Web page and app entries:
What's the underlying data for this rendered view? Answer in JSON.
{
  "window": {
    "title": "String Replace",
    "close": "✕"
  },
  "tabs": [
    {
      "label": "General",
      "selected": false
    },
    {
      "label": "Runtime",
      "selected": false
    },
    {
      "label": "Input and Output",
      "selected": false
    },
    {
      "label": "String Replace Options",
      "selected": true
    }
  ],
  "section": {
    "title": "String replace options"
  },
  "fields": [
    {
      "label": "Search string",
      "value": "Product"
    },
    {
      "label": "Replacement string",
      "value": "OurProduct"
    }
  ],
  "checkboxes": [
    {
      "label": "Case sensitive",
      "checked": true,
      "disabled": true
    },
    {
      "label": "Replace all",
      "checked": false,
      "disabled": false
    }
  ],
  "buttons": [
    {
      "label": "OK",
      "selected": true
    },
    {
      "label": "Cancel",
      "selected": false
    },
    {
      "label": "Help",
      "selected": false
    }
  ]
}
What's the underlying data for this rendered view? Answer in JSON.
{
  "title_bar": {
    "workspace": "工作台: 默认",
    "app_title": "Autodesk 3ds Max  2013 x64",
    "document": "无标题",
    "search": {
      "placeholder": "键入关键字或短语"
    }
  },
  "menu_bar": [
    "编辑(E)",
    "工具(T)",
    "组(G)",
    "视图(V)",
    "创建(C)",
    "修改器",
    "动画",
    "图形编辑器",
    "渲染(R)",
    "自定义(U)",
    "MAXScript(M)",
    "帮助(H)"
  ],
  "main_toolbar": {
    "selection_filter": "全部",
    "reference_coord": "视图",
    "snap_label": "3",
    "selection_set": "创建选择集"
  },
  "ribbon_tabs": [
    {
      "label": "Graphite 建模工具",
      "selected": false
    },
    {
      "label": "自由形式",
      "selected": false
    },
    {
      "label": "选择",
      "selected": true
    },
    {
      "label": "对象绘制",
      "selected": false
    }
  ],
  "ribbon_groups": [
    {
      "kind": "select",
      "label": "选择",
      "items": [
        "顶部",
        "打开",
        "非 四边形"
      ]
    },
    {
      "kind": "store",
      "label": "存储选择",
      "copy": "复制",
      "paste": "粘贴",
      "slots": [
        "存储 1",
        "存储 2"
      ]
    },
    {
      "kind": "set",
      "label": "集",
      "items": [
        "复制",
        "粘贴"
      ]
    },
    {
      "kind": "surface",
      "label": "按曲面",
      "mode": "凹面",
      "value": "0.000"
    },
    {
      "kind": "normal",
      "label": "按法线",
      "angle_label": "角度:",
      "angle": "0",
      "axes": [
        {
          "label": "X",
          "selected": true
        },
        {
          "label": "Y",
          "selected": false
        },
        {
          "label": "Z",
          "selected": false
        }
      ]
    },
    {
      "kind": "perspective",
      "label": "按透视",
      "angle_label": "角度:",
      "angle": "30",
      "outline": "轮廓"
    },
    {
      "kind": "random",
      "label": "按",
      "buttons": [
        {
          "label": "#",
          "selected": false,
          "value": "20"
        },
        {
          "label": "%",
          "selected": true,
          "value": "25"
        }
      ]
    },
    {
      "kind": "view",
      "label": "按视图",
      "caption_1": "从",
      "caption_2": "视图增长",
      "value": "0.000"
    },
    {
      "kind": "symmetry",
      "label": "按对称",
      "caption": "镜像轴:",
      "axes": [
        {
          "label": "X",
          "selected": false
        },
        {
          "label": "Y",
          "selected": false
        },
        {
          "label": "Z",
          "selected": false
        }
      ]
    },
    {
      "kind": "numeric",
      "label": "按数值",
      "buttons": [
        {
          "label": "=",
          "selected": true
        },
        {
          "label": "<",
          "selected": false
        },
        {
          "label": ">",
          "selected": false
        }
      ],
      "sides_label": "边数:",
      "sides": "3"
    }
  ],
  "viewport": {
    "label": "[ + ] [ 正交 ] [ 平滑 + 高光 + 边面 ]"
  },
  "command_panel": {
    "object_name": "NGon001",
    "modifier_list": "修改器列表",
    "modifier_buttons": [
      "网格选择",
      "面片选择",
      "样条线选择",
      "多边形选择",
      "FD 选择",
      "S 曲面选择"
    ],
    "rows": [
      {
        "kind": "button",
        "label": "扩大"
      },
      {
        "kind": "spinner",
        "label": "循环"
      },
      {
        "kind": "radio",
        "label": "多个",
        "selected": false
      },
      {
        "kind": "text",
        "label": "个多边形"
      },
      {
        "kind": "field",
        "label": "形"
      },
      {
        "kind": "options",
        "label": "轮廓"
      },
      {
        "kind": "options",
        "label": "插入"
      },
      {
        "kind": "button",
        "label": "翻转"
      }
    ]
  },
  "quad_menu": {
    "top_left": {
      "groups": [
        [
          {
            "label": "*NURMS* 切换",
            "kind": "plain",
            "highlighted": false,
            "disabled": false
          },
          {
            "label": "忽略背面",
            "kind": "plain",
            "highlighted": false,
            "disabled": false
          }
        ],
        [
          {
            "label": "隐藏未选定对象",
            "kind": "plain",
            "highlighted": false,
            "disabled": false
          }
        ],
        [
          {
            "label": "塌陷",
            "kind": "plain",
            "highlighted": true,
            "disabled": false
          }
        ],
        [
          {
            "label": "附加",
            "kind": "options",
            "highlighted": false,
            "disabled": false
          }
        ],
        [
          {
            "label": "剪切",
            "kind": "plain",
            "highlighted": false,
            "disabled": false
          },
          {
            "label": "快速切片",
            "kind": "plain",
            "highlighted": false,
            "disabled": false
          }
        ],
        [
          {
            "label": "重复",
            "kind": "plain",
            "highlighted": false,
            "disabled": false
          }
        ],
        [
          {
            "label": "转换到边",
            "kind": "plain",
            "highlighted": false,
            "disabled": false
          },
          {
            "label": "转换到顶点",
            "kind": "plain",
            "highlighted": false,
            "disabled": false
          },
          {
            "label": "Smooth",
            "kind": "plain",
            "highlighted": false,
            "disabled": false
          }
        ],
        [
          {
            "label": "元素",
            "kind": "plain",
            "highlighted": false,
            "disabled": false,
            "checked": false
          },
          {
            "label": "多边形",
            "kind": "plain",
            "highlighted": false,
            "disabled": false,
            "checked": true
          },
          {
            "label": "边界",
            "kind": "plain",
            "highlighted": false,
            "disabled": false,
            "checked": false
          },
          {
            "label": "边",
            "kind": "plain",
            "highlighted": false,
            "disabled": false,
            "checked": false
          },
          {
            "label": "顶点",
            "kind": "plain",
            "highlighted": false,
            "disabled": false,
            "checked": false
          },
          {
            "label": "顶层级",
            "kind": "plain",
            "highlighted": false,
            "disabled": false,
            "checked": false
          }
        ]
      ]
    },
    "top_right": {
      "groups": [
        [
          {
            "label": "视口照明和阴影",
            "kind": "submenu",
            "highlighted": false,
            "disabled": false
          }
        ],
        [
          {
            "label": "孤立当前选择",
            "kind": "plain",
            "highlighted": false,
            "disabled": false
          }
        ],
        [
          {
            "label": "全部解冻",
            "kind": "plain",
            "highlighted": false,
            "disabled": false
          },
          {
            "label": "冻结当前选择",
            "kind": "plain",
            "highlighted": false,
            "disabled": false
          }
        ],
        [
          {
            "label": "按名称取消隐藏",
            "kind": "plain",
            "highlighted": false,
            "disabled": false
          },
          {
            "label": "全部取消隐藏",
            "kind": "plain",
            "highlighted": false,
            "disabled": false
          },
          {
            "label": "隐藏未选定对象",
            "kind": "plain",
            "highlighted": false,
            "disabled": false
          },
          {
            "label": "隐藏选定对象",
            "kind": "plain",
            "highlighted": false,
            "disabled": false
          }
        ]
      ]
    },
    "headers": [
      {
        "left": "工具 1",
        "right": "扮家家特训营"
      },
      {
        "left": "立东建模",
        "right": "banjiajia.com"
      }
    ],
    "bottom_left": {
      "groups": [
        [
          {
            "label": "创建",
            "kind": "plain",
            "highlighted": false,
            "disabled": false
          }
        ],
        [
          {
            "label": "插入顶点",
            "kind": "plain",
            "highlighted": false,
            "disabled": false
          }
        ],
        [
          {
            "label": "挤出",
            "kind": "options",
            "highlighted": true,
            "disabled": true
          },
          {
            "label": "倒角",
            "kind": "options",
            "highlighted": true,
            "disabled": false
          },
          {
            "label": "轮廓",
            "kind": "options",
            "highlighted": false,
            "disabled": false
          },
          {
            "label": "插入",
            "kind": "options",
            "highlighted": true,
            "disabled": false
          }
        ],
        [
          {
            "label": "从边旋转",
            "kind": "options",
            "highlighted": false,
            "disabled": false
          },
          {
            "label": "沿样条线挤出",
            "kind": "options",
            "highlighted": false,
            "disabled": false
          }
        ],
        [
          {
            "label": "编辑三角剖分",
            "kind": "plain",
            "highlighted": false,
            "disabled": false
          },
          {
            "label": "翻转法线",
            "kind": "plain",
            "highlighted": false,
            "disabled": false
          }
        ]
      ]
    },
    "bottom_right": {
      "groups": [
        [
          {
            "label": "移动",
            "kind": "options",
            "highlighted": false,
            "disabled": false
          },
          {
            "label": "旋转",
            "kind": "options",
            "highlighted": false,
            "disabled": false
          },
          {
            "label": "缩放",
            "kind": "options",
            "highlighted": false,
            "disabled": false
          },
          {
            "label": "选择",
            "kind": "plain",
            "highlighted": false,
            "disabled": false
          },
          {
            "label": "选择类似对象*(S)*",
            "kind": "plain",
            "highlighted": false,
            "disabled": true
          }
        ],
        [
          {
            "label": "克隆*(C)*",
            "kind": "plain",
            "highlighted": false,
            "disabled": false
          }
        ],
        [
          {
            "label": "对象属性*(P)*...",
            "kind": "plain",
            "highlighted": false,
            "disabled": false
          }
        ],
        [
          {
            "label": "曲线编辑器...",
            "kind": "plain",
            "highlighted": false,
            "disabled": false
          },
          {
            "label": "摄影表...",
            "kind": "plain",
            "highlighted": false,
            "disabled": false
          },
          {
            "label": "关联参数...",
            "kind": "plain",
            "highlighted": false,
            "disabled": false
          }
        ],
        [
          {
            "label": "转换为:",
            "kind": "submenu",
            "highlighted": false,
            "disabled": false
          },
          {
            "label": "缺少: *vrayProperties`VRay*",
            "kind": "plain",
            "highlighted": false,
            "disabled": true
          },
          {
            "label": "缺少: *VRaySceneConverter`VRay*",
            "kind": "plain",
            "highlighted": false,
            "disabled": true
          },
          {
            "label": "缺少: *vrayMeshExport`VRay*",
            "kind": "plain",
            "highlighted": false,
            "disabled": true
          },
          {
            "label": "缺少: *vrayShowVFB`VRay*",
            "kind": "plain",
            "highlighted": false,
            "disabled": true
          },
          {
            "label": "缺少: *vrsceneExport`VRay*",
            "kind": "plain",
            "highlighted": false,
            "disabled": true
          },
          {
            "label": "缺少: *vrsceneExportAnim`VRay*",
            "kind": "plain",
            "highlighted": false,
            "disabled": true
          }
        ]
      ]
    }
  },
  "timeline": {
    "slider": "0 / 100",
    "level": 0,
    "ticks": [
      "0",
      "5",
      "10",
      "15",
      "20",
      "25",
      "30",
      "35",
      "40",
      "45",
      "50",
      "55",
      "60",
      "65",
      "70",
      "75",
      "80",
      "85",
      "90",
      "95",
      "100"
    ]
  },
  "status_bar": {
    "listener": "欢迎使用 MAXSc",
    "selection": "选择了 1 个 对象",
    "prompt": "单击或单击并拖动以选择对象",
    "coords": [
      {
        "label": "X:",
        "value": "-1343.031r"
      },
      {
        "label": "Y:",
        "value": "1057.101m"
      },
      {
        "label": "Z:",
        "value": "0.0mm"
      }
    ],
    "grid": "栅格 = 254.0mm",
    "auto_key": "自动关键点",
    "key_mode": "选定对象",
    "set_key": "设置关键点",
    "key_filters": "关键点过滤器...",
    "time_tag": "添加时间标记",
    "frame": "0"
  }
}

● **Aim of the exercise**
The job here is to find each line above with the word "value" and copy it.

● **Written answer**
      "value": "Product"
      "value": "OurProduct"
      "value": "0.000"
          "value": "20"
          "value": "25"
      "value": "0.000"
        "value": "-1343.031r"
        "value": "1057.101m"
        "value": "0.0mm"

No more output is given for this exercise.